I was all dumbness, I was all ignorance, standing there like a brute beast in thy presence. Yet ever thou art at my side, ever holdest me by my right hand. Thine to guide me with thy counsel, thine to welcome me into glory at last. What else does heaven hold for me, but thyself? What charm for me has earth, here at thy side? What though flesh of mine, heart of mine, should waste away? Still God will be my heart’s stronghold, eternally my inheritance (Psalm 73: 22-26 Knox).**

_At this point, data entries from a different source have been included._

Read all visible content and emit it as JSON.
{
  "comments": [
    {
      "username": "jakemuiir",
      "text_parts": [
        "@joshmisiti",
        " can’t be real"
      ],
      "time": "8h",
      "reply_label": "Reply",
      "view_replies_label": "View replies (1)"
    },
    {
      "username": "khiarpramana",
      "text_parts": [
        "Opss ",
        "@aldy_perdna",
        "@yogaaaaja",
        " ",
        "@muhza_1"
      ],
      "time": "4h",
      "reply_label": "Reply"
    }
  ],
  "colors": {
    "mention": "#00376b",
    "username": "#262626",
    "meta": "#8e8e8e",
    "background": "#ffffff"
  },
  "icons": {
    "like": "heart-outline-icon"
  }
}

     And there you have the paradox and the challenge of practicing the virtue of humility: God has given each of us talents and abilities to do many great things. We have no right to submerge them, since God has given them to us for a purpose. The danger is that when, as God’s mules, we are given a sack of precious jewels and treasures to carry behind the prince, we make the mistake of thinking that the treasure is ours and that we earned it somehow, when our job is nothing more than to deliver the cargo where directed. Think back to our Lord at the Pharisee’s dinner party, watching his fellow guests jockey for the best seats at table. Do we think that, because we’ve got a seat closer to the host, we’re going to get a better shrimp cocktail? Personally, I like to sit far away from the center of the action, because there’s always someone else just as unimportant as me who was supposed to sit there and didn’t show up, then I can eat their shrimp cocktail.
     The bottom line is that the humble soul is constantly on the watch for the Will of God, whereas the proud soul has eyes only for its own way, its own preferences, its own ambition, its own achievements and aims, thus closing the door to God’s Grace. It doesn’t realize it because everything it sees is through its own backward-looking gaze, always concerned for how it appears. Like Saint Paul says,

God chose the lowly and despised of the world, those who count for nothing, to reduce to nothing those who are something, so that no human being might boast before God … so that, as it is written, “Whoever boasts, should boast in the Lord” (I Cor. 1: 28-29, 31 NABRE).

* Moses the Ethiopian, also called the Abyssinian, led a riotous life before his conversion in the fourth century, retiring to a solitary life in the deserts of Egypt.
  Gebre Michael, a priest of the Ethiopian Church, often called the Englightener of Ethiopia, died for the faith in 1855.
  The typicon of the Ruthenian Church contains serveral "remembrances" of the passing of certain individuals who are not yet beatified nor canonized, and Sr. Laurentia is one of these. Born in Ukraine, she joined the Sisters of Saint Joseph in 1933, and was arrested for her faith by the NKVD in 1951. She was sent to Borislav in the modern Czech Republic, then exiled to Tomsk, Siberia, where she contracted tuberculosis, and was relocated to Kharsk, Siberia, on June 30th, 1952, where she died.
  Since these remembrances are provided with no chants or texts, it has always been unclear exactly how they should figure in the liturgy or office of the day. The typicon itself offers no instruction as to what to do with them, which begs the question why they are included on the calendar. It can't be for purposes of personal devotion since the typicon is not a devotional work, and offers no information about the individual mentioned other than the name. Because these remembrances appear on the calendar, I include the reference to them when indicated.

** In translations based on the Hebrew Psalter, this would be Psalm 72. Msgr. Knox’s translation is based on the Greek.